Book Review of "In Other Words" by Jhumpa Lahiri
Wednesday, April 13, 2016
Posted by: Christina Mimms
Reviewed by Leah Slawson, English Teacher, Trinity Presbyterian School, Montgomery, AL
In Other Words, by Jhumpa Lahiri, isn’t an obvious choice for educators looking to learn more about their craft, and yet it belongs on our summer reading lists. If for no other reason than it is simple, beautiful prose, written with remarkable clarity about the self in the midst of the learning process. For teachers of writing and foreign language, the concept of the book alone is intriguing; a successful writer immerses herself in a foreign language and writes a book in it. The implications for music, visual arts, and mathematics teachers are not much of a stretch either, but the book goes far beyond just the language learning and creative processes, and its larger themes of identity and exile appeal to anyone who is at all self-reflective.
Lahiri, a Pulitzer Prize winning novelist, is Indian by ancestry, American by birth, and Italian in residence at the time of the book’s writing. She grew up speaking Bengali in her American home, English at school and in her public life in the U.S., and in early adulthood fell in love with the Italian language. She has devoted years of her life to studying Italian, but always “aware of the ocean, in every sense, between me and Italian.” She made the move to Italy a few years ago, and immersed herself in the language. In Other Words is written in Italian (on the left hand page) and translated to English (on the right hand page) by Ann Goldstein.
The obvious question: Why? Lahiri answers that throughout the book as she addresses the themes of identity, discovery, and creativity. “Writing in a different language means starting from zero,” she writes. “It comes from a void … the effort of making the language mine, of possessing it, has strong resemblance to a creative process – mysterious, illogical.” Never fully at home with Bengali or English, she writes often of both dual identity and at the same time being from nowhere. She meticulously keeps grammatical notes and new words in a notebook, tracking her ‘methodical growth’ as she studies Italian. Somewhere along the way, she also begins writing diary-like entries chronicling her thoughts and emotions about the learning process itself. This is the rich, philosophical material from which this book is mined. She writes about her enthusiasm and effort being contained in the notebook, “a space where I can wander, learn, forget, and fail. Where I can hope.” As both writer and teacher reading those lines, I see the value for myself and my students in the reflective writing process, regardless of the discipline. I also wonder if our classrooms are like her notebook – places where students can “wander, learn, forget and fail?”

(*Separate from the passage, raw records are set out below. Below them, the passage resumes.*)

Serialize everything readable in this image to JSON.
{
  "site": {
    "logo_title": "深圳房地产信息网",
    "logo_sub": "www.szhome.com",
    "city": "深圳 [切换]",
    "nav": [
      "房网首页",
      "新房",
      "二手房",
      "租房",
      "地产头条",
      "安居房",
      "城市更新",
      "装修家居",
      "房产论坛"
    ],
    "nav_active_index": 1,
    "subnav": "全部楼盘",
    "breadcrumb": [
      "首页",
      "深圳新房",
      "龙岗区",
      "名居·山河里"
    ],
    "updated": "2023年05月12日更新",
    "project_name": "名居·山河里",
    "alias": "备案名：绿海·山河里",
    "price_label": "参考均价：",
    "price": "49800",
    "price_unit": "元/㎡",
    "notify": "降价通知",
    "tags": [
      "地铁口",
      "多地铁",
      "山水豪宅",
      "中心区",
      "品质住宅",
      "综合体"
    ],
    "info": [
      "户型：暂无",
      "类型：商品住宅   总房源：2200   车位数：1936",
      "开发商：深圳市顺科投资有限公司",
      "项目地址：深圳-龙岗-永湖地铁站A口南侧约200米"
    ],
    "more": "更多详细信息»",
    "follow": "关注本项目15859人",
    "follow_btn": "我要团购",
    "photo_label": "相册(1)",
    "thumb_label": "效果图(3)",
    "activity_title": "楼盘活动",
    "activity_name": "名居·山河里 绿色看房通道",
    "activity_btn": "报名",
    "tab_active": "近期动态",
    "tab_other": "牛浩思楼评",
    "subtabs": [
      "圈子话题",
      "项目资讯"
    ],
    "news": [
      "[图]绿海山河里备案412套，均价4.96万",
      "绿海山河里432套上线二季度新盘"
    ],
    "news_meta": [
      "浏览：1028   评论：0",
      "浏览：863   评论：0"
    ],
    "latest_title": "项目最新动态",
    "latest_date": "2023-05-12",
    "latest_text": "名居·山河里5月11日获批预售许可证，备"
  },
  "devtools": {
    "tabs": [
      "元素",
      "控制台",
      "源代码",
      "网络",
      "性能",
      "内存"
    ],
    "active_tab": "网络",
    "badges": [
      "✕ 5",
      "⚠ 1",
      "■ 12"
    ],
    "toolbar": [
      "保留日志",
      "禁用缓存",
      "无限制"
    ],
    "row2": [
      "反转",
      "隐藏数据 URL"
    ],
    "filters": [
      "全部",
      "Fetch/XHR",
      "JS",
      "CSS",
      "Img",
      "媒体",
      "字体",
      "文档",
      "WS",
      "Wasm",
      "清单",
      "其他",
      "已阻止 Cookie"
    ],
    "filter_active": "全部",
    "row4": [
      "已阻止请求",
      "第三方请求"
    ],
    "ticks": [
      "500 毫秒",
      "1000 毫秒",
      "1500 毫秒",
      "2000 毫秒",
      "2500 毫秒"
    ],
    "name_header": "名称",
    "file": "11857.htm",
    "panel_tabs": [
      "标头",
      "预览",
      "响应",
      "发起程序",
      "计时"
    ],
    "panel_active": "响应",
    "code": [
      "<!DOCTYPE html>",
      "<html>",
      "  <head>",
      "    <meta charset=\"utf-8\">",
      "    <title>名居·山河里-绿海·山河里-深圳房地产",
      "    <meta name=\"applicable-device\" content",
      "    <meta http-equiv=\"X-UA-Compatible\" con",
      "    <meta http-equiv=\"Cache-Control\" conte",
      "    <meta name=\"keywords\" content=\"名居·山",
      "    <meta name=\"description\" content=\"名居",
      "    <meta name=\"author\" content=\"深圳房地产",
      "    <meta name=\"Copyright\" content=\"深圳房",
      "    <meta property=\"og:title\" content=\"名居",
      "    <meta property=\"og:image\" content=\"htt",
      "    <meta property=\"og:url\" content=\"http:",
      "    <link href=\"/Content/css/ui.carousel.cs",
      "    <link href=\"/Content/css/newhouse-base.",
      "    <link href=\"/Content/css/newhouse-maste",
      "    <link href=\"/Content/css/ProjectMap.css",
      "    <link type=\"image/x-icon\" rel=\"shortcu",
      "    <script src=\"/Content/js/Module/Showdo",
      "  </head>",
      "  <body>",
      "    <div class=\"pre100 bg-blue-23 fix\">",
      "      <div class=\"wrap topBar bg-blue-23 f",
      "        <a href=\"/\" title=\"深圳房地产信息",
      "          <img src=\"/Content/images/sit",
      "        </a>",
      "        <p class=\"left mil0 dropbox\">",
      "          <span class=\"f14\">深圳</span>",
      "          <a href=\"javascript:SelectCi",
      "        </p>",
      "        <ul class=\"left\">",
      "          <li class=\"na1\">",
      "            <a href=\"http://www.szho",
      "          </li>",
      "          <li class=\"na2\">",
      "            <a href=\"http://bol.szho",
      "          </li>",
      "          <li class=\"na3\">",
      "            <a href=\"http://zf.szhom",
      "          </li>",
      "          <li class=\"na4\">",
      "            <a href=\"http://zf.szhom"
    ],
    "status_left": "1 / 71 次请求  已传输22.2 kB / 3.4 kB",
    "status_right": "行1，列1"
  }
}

Against the advice of many in her profession who thought her idea was career suicide, Lahiri makes the move to Rome and the decision to cease writing in English. Yet in the first months of study and living in Rome, she found the process much harder than she had imagined, realizing the more she learned Italian, the more she could see that she didn’t know and would spend a lifetime trying to acquire. “At least a hundred times while I was writing the chapters of this book I felt so demoralized, so disheartened, that I would have liked to stop … Yet if I want to go on writing in Italian, I have to withstand those stormy moments when the sky darkens, when I despair, when I fear I’m at the end of my rope,” Lahiri writes. She touches the emotion common not just to writers and creatives but to all who endeavor to learn anything new. All new learning has a point of frustration for us and for our students. What teacher hasn’t wanted to avoid a certain chapter and what student hasn’t hit a "darkened sky" of understanding new material or methodology our classes? Learning to "withstand those stormy moments" is the key to success not only in teaching and learning but also in life itself.
In encountering herself while struggling with Italian, Lahiri writes, “I identify with imperfect because a sense of imperfection has marked my life … Because of my divided identity, or perhaps by disposition, I consider myself an incomplete person, in some way deficient … Every day, when I speak, when I write in Italian, I meet with imperfection. The more I feel imperfect, the more I feel alive.” This is the kind of philosophical depth she plumbs in reflecting on her linguistic struggles.
In a world that seems constantly connected, Lahiri reminds us how much a foreign language separates. In a time when everything can seemingly be had instantly, Lahiri’s experience with a foreign tongue shows us that slowness can be forced upon us. Reading in another language is both more active and more intimate, and the processes of learning to both read and write in Italian demand a silence, solitude, and slowness akin to spiritual disciplines for Lahiri. She allows us to see the metamorphosis she undergoes and the newfound freedom that is hers. She goes on to record the risks, the obstacles, and the resistance of others to the transformation she undertook, yet the “new beauty and new capacities” she emerges with are inspiring to any reader seeking any kind of new knowledge or transformative experience.
The book is rich with insights into the writing process, creative endeavors, linguistic identity, and self-discovery. Language teachers will love it, but anyone interested in metacognition will also enjoy this book. I read it with a pen in hand, and underlined, made margin notes, and found lines of lyrical prose rich in meaning that I will return to again and again.
Leah Slawson teaches AP Language and Composition and serves as mentor teacher to new hires in the upper school at Trinity Presbyterian School in Montgomery, AL. Follow her on Twitter @lmslawson or read her blog.